(Data for this task Opens)

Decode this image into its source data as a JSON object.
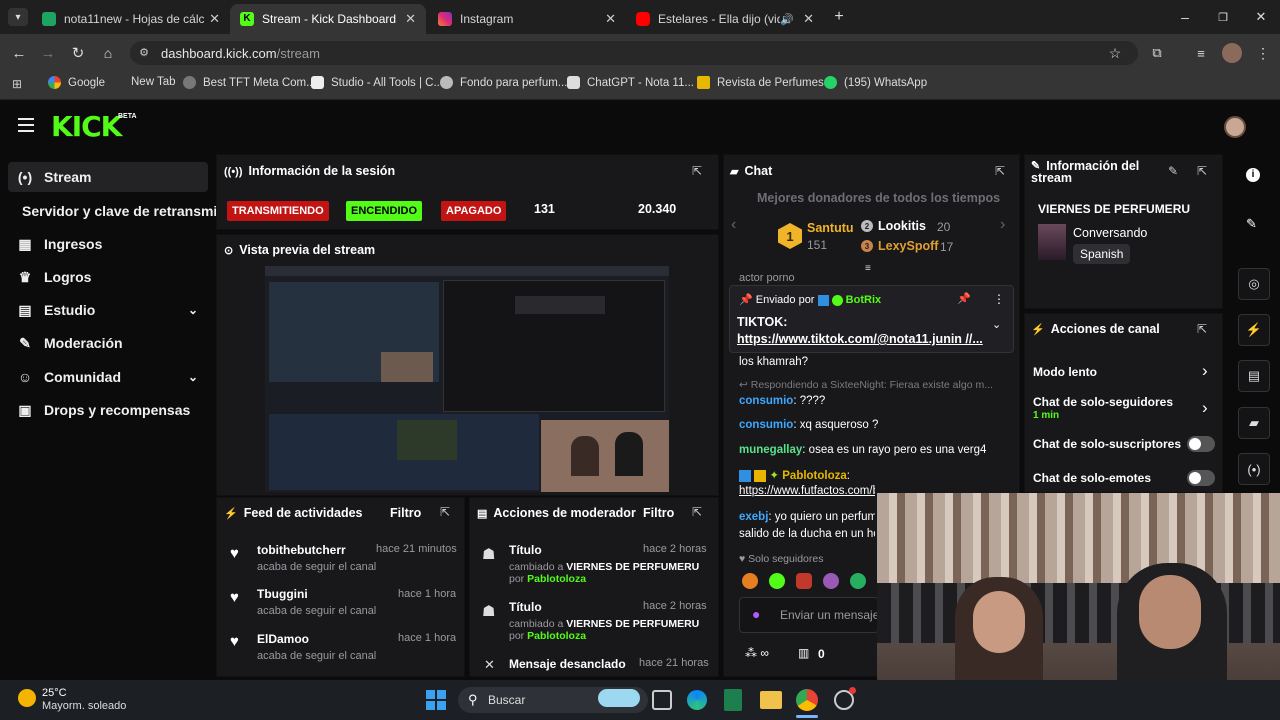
{
  "browser": {
    "tabs": [
      {
        "title": "nota11new - Hojas de cálculo d",
        "color": "#1ea362"
      },
      {
        "title": "Stream - Kick Dashboard",
        "color": "#53fc18"
      },
      {
        "title": "Instagram",
        "color": "#d62976"
      },
      {
        "title": "Estelares - Ella dijo (video o",
        "color": "#ff0000"
      }
    ],
    "url_domain": "dashboard.kick.com",
    "url_path": "/stream",
    "bookmarks": [
      "Google",
      "New Tab",
      "Best TFT Meta Com...",
      "Studio - All Tools | C...",
      "Fondo para perfum...",
      "ChatGPT - Nota 11...",
      "Revista de Perfumes...",
      "(195) WhatsApp"
    ]
  },
  "kick": {
    "logo": "KICK",
    "logo_tag": "BETA",
    "sidebar": [
      {
        "label": "Stream",
        "icon": "broadcast-icon"
      },
      {
        "label": "Servidor y clave de retransmisión",
        "icon": ""
      },
      {
        "label": "Ingresos",
        "icon": "bank-icon"
      },
      {
        "label": "Logros",
        "icon": "trophy-icon"
      },
      {
        "label": "Estudio",
        "icon": "studio-icon"
      },
      {
        "label": "Moderación",
        "icon": "wrench-icon"
      },
      {
        "label": "Comunidad",
        "icon": "users-icon"
      },
      {
        "label": "Drops y recompensas",
        "icon": "gift-icon"
      }
    ],
    "session": {
      "title": "Información de la sesión",
      "status_live": "TRANSMITIENDO",
      "status_on": "ENCENDIDO",
      "status_off": "APAGADO",
      "viewers": "131",
      "followers": "20.340"
    },
    "preview": {
      "title": "Vista previa del stream"
    },
    "activity": {
      "title": "Feed de actividades",
      "filter": "Filtro",
      "items": [
        {
          "user": "tobithebutcherr",
          "time": "hace 21 minutos",
          "action": "acaba de seguir el canal"
        },
        {
          "user": "Tbuggini",
          "time": "hace 1 hora",
          "action": "acaba de seguir el canal"
        },
        {
          "user": "ElDamoo",
          "time": "hace 1 hora",
          "action": "acaba de seguir el canal"
        }
      ]
    },
    "modactions": {
      "title": "Acciones de moderador",
      "filter": "Filtro",
      "items": [
        {
          "label": "Título",
          "time": "hace 2 horas",
          "changed": "cambiado a",
          "value": "VIERNES DE PERFUMERU",
          "by": "por",
          "user": "Pablotoloza"
        },
        {
          "label": "Título",
          "time": "hace 2 horas",
          "changed": "cambiado a",
          "value": "VIERNES DE PERFUMERU",
          "by": "por",
          "user": "Pablotoloza"
        }
      ],
      "last_label": "Mensaje desanclado",
      "last_time": "hace 21 horas"
    },
    "chat": {
      "title": "Chat",
      "top_title": "Mejores donadores de todos los tiempos",
      "donors": [
        {
          "rank": "1",
          "name": "Santutu",
          "amount": "151"
        },
        {
          "rank": "2",
          "name": "Lookitis",
          "amount": "20"
        },
        {
          "rank": "3",
          "name": "LexySpoff",
          "amount": "17"
        }
      ],
      "cut_msg": "actor porno",
      "pinned_by": "Enviado por",
      "pinned_user": "BotRix",
      "pinned_l1": "TIKTOK:",
      "pinned_l2": "https://www.tiktok.com/@nota11.junin //...",
      "m_khamrah": "los khamrah?",
      "reply_text": "Respondiendo a SixteeNight: Fieraa existe algo m...",
      "messages": [
        {
          "user": "consumio",
          "text": ": ????"
        },
        {
          "user": "consumio",
          "text": ": xq asqueroso ?"
        },
        {
          "user": "munegallay",
          "text": ": osea es un rayo pero es una verg4"
        }
      ],
      "pablo_user": "Pablotoloza",
      "pablo_link": "https://www.futfactos.com/bocajuniors",
      "exebj_user": "exebj",
      "exebj_text": ": yo quiero un perfume que tenga olor a jabón",
      "exebj_text2": "salido de la ducha en un hotel 5 estrellas",
      "followers_only": "Solo seguidores",
      "input_placeholder": "Enviar un mensaje",
      "points": "0"
    },
    "stream_info": {
      "title_line1": "Información del",
      "title_line2": "stream",
      "stream_title": "VIERNES DE PERFUMERU",
      "category": "Conversando",
      "language": "Spanish"
    },
    "channel_actions": {
      "title": "Acciones de canal",
      "items": [
        "Modo lento",
        "Chat de solo-seguidores",
        "Chat de solo-suscriptores",
        "Chat de solo-emotes"
      ],
      "followers_sub": "1 min"
    }
  },
  "taskbar": {
    "temp": "25°C",
    "weather": "Mayorm. soleado",
    "search": "Buscar"
  }
}
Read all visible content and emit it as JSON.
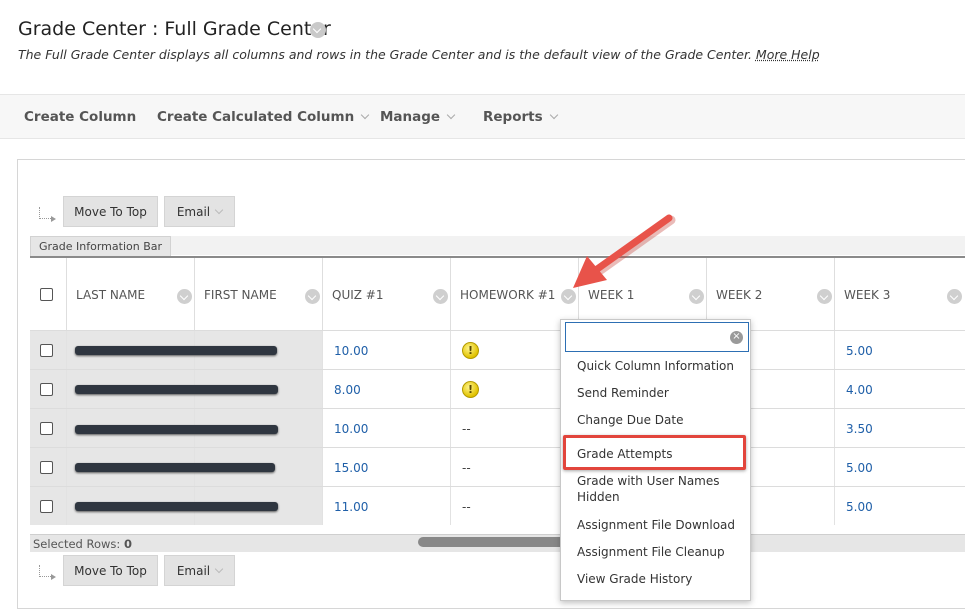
{
  "header": {
    "title": "Grade Center : Full Grade Center",
    "description": "The Full Grade Center displays all columns and rows in the Grade Center and is the default view of the Grade Center.",
    "more_help": "More Help"
  },
  "action_bar": {
    "create_column": "Create Column",
    "create_calculated_column": "Create Calculated Column",
    "manage": "Manage",
    "reports": "Reports"
  },
  "toolbar": {
    "move_to_top": "Move To Top",
    "email": "Email"
  },
  "info_bar": {
    "label": "Grade Information Bar"
  },
  "columns": [
    "LAST NAME",
    "FIRST NAME",
    "QUIZ #1",
    "HOMEWORK #1",
    "WEEK 1",
    "WEEK 2",
    "WEEK 3"
  ],
  "rows": [
    {
      "quiz1": "10.00",
      "homework1": "!",
      "week3": "5.00"
    },
    {
      "quiz1": "8.00",
      "homework1": "!",
      "week3": "4.00"
    },
    {
      "quiz1": "10.00",
      "homework1": "--",
      "week3": "3.50"
    },
    {
      "quiz1": "15.00",
      "homework1": "--",
      "week3": "5.00"
    },
    {
      "quiz1": "11.00",
      "homework1": "--",
      "week3": "5.00"
    }
  ],
  "footer": {
    "selected_rows_label": "Selected Rows:",
    "selected_rows_count": "0"
  },
  "context_menu": {
    "search_clear": "×",
    "items": [
      "Quick Column Information",
      "Send Reminder",
      "Change Due Date",
      "Grade Attempts",
      "Grade with User Names Hidden",
      "Assignment File Download",
      "Assignment File Cleanup",
      "View Grade History"
    ]
  },
  "colors": {
    "link": "#1f5fa8",
    "highlight": "#e2453c",
    "arrow": "#e8534a"
  }
}
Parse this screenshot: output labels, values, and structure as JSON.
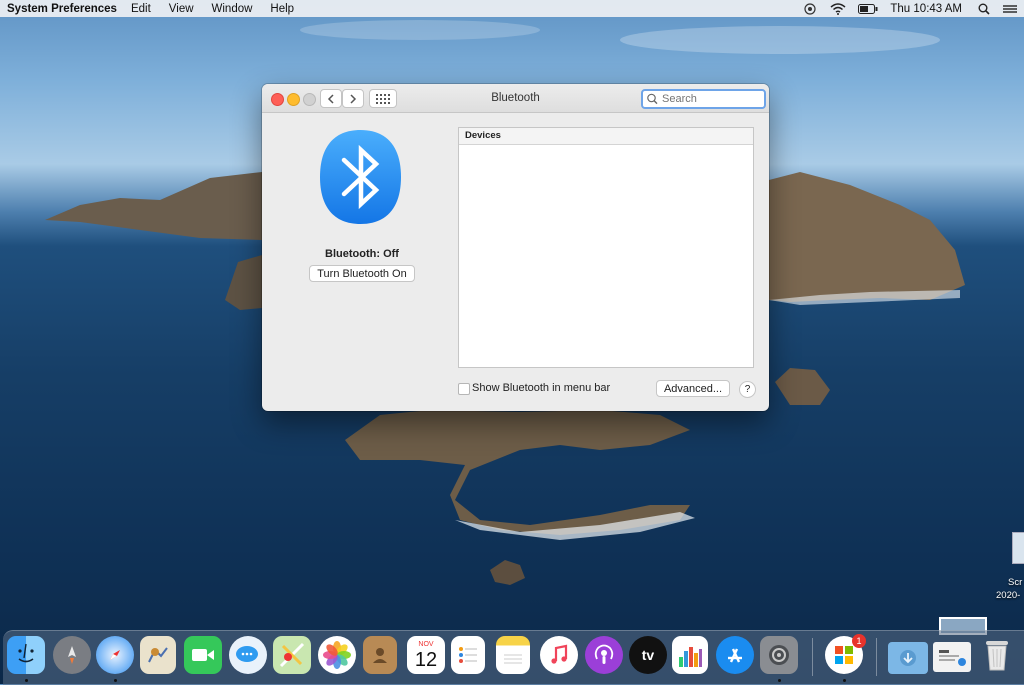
{
  "menubar": {
    "app_name": "System Preferences",
    "items": [
      "Edit",
      "View",
      "Window",
      "Help"
    ],
    "clock": "Thu 10:43 AM",
    "icons": [
      "airplay-icon",
      "wifi-icon",
      "battery-icon",
      "spotlight-icon"
    ]
  },
  "window": {
    "title": "Bluetooth",
    "search_placeholder": "Search",
    "bluetooth_status": "Bluetooth: Off",
    "turn_on_label": "Turn Bluetooth On",
    "devices_header": "Devices",
    "show_in_menu_bar_label": "Show Bluetooth in menu bar",
    "show_in_menu_bar_checked": false,
    "advanced_label": "Advanced...",
    "help_label": "?"
  },
  "desktop": {
    "file_label_1": "Scr",
    "file_label_2": "2020-"
  },
  "dock": {
    "items": [
      "Finder",
      "Launchpad",
      "Safari",
      "Mail",
      "FaceTime",
      "Messages",
      "Maps",
      "Photos",
      "Contacts",
      "Calendar",
      "Reminders",
      "Notes",
      "Music",
      "Podcasts",
      "TV",
      "Numbers",
      "App Store",
      "System Preferences",
      "Microsoft AutoUpdate",
      "Downloads",
      "Screenshot",
      "Trash"
    ],
    "calendar_month": "NOV",
    "calendar_day": "12",
    "tv_label": "tv",
    "badge_count": "1"
  },
  "colors": {
    "bluetooth_blue": "#1a8cf0",
    "close": "#fe5f57",
    "minimize": "#febc2e",
    "zoom": "#d1d1d1"
  }
}
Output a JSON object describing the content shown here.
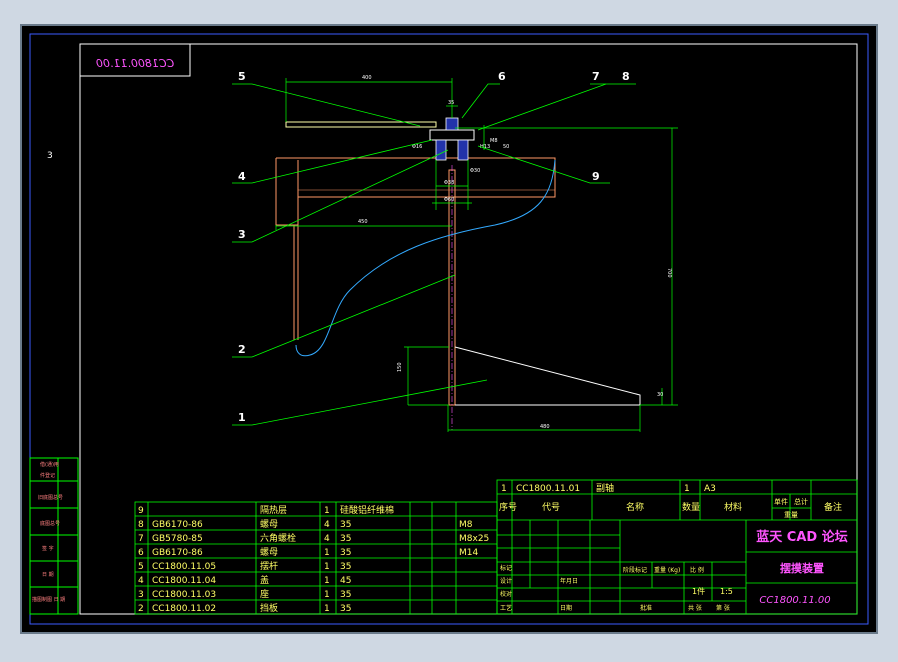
{
  "drawing_code_mirrored": "CC1800.11.00",
  "side_mark": "3",
  "balloons": [
    "5",
    "6",
    "7",
    "8",
    "4",
    "3",
    "2",
    "1",
    "9"
  ],
  "dimensions": {
    "arm_length": "400",
    "top_d1": "35",
    "top_d2": "Φ16",
    "dim_small_a": "H13",
    "dim_small_b": "M8",
    "dim_small_c": "50",
    "dim_small_d": "Φ30",
    "dim_small_e": "Φ38",
    "hub_d": "Φ60",
    "span_450": "450",
    "height_total": "700",
    "base_height": "150",
    "base_step": "30",
    "base_length": "480"
  },
  "left_strip": [
    "借(通)用",
    "件登记",
    "旧底图总号",
    "底图总号",
    "签 字",
    "日 期",
    "描图制图 日 期"
  ],
  "bom": {
    "rows": [
      {
        "seq": "9",
        "code": "",
        "name": "隔热层",
        "qty": "1",
        "mat": "硅酸铝纤维棉",
        "note": ""
      },
      {
        "seq": "8",
        "code": "GB6170-86",
        "name": "螺母",
        "qty": "4",
        "mat": "35",
        "note": "M8"
      },
      {
        "seq": "7",
        "code": "GB5780-85",
        "name": "六角螺栓",
        "qty": "4",
        "mat": "35",
        "note": "M8x25"
      },
      {
        "seq": "6",
        "code": "GB6170-86",
        "name": "螺母",
        "qty": "1",
        "mat": "35",
        "note": "M14"
      },
      {
        "seq": "5",
        "code": "CC1800.11.05",
        "name": "摆杆",
        "qty": "1",
        "mat": "35",
        "note": ""
      },
      {
        "seq": "4",
        "code": "CC1800.11.04",
        "name": "盖",
        "qty": "1",
        "mat": "45",
        "note": ""
      },
      {
        "seq": "3",
        "code": "CC1800.11.03",
        "name": "座",
        "qty": "1",
        "mat": "35",
        "note": ""
      },
      {
        "seq": "2",
        "code": "CC1800.11.02",
        "name": "挡板",
        "qty": "1",
        "mat": "35",
        "note": ""
      }
    ],
    "header_row": {
      "seq": "1",
      "code": "CC1800.11.01",
      "name": "副轴",
      "qty": "1",
      "mat": "A3",
      "note": ""
    },
    "header_labels": [
      "序号",
      "代号",
      "名称",
      "数量",
      "材料",
      "单件",
      "总计",
      "重量",
      "备注"
    ]
  },
  "title_block": {
    "forum": "蓝天 CAD 论坛",
    "assembly_name": "摆摸装置",
    "drawing_code": "CC1800.11.00",
    "mass_label": "重量 (Kg)",
    "scale_label": "比 例",
    "stage_label": "阶段标记",
    "sheet_label": "共 1 张",
    "scale_value": "1:5",
    "sheets": "1件",
    "row_labels": [
      "设计",
      "标记",
      "处数",
      "分区",
      "更改文件号",
      "签名",
      "年月日",
      "校对",
      "审核",
      "工艺",
      "日期",
      "批准",
      "共 张",
      "第 张"
    ]
  }
}
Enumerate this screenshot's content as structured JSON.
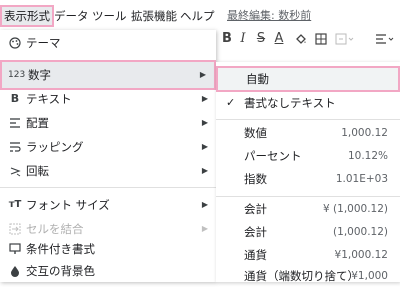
{
  "menubar": {
    "items": [
      "表示形式",
      "データ",
      "ツール",
      "拡張機能",
      "ヘルプ"
    ],
    "last_edit": "最終編集: 数秒前"
  },
  "toolbar": {
    "bold": "B",
    "italic": "I",
    "strikethrough": "S",
    "text_color": "A"
  },
  "format_menu": {
    "theme": "テーマ",
    "number": "数字",
    "text": "テキスト",
    "alignment": "配置",
    "wrapping": "ラッピング",
    "rotation": "回転",
    "font_size": "フォント サイズ",
    "merge_cells": "セルを結合",
    "conditional_formatting": "条件付き書式",
    "alternating_colors": "交互の背景色",
    "number_icon_text": "123"
  },
  "number_submenu": {
    "automatic": "自動",
    "plain_text": "書式なしテキスト",
    "formats": [
      {
        "name": "数値",
        "example": "1,000.12"
      },
      {
        "name": "パーセント",
        "example": "10.12%"
      },
      {
        "name": "指数",
        "example": "1.01E+03"
      }
    ],
    "currency_formats": [
      {
        "name": "会計",
        "example": "¥ (1,000.12)"
      },
      {
        "name": "会計",
        "example": "(1,000.12)"
      },
      {
        "name": "通貨",
        "example": "¥1,000.12"
      },
      {
        "name": "通貨（端数切り捨て）",
        "example": "¥1,000"
      }
    ]
  }
}
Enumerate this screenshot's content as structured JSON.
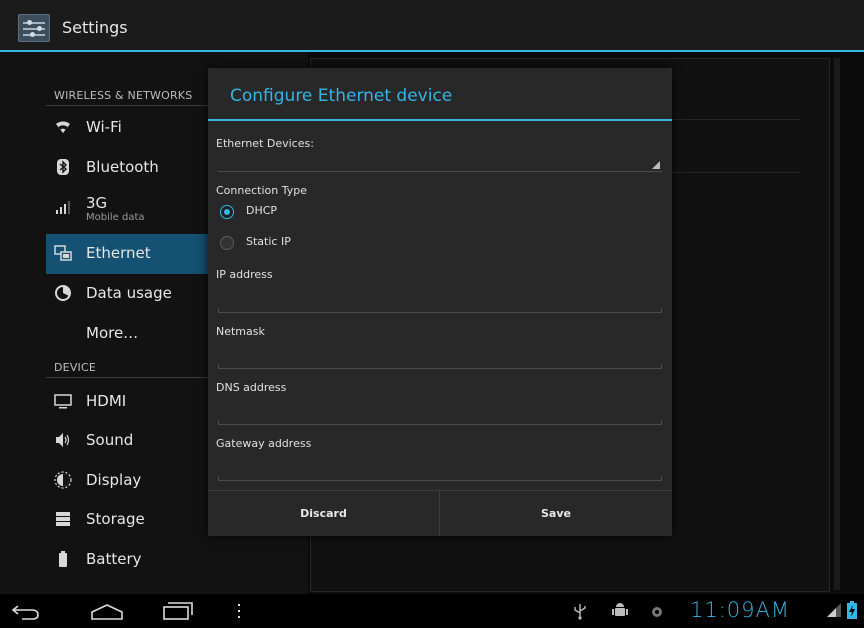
{
  "actionbar": {
    "title": "Settings",
    "icon": "settings-icon"
  },
  "sidebar": {
    "sections": [
      {
        "header": "WIRELESS & NETWORKS"
      },
      {
        "header": "DEVICE"
      }
    ],
    "items": [
      {
        "label": "Wi-Fi",
        "icon": "wifi-icon"
      },
      {
        "label": "Bluetooth",
        "icon": "bluetooth-icon"
      },
      {
        "label": "3G",
        "sub": "Mobile data",
        "icon": "signal-icon"
      },
      {
        "label": "Ethernet",
        "icon": "ethernet-icon",
        "active": true
      },
      {
        "label": "Data usage",
        "icon": "data-usage-icon"
      },
      {
        "label": "More…"
      },
      {
        "label": "HDMI",
        "icon": "monitor-icon"
      },
      {
        "label": "Sound",
        "icon": "speaker-icon"
      },
      {
        "label": "Display",
        "icon": "display-brightness-icon"
      },
      {
        "label": "Storage",
        "icon": "storage-icon"
      },
      {
        "label": "Battery",
        "icon": "battery-icon"
      }
    ]
  },
  "dialog": {
    "title": "Configure Ethernet device",
    "ethernet_devices_label": "Ethernet Devices:",
    "ethernet_devices_value": "",
    "connection_type_label": "Connection Type",
    "connection_options": [
      {
        "label": "DHCP",
        "selected": true
      },
      {
        "label": "Static IP",
        "selected": false
      }
    ],
    "fields": [
      {
        "label": "IP address",
        "value": ""
      },
      {
        "label": "Netmask",
        "value": ""
      },
      {
        "label": "DNS address",
        "value": ""
      },
      {
        "label": "Gateway address",
        "value": ""
      }
    ],
    "discard_label": "Discard",
    "save_label": "Save"
  },
  "systembar": {
    "time": "11:09AM",
    "accent": "#33b5e5"
  },
  "colors": {
    "accent": "#33b5e5",
    "selected_item": "#145172"
  }
}
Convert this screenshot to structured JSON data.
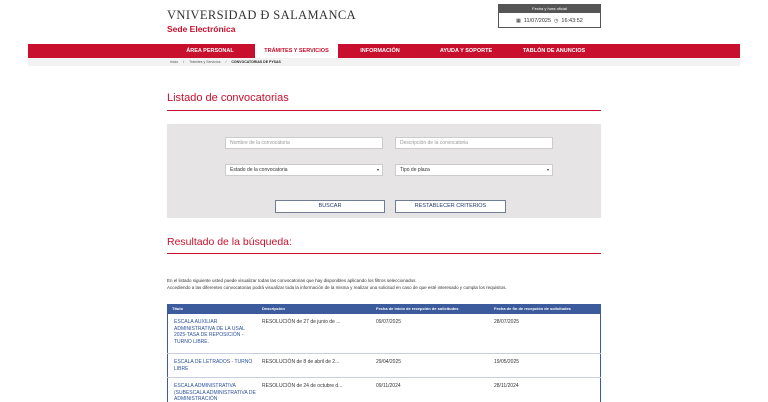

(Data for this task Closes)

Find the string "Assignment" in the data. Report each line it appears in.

Task result =>
      "Assignment File Download",
      "Assignment File Cleanup",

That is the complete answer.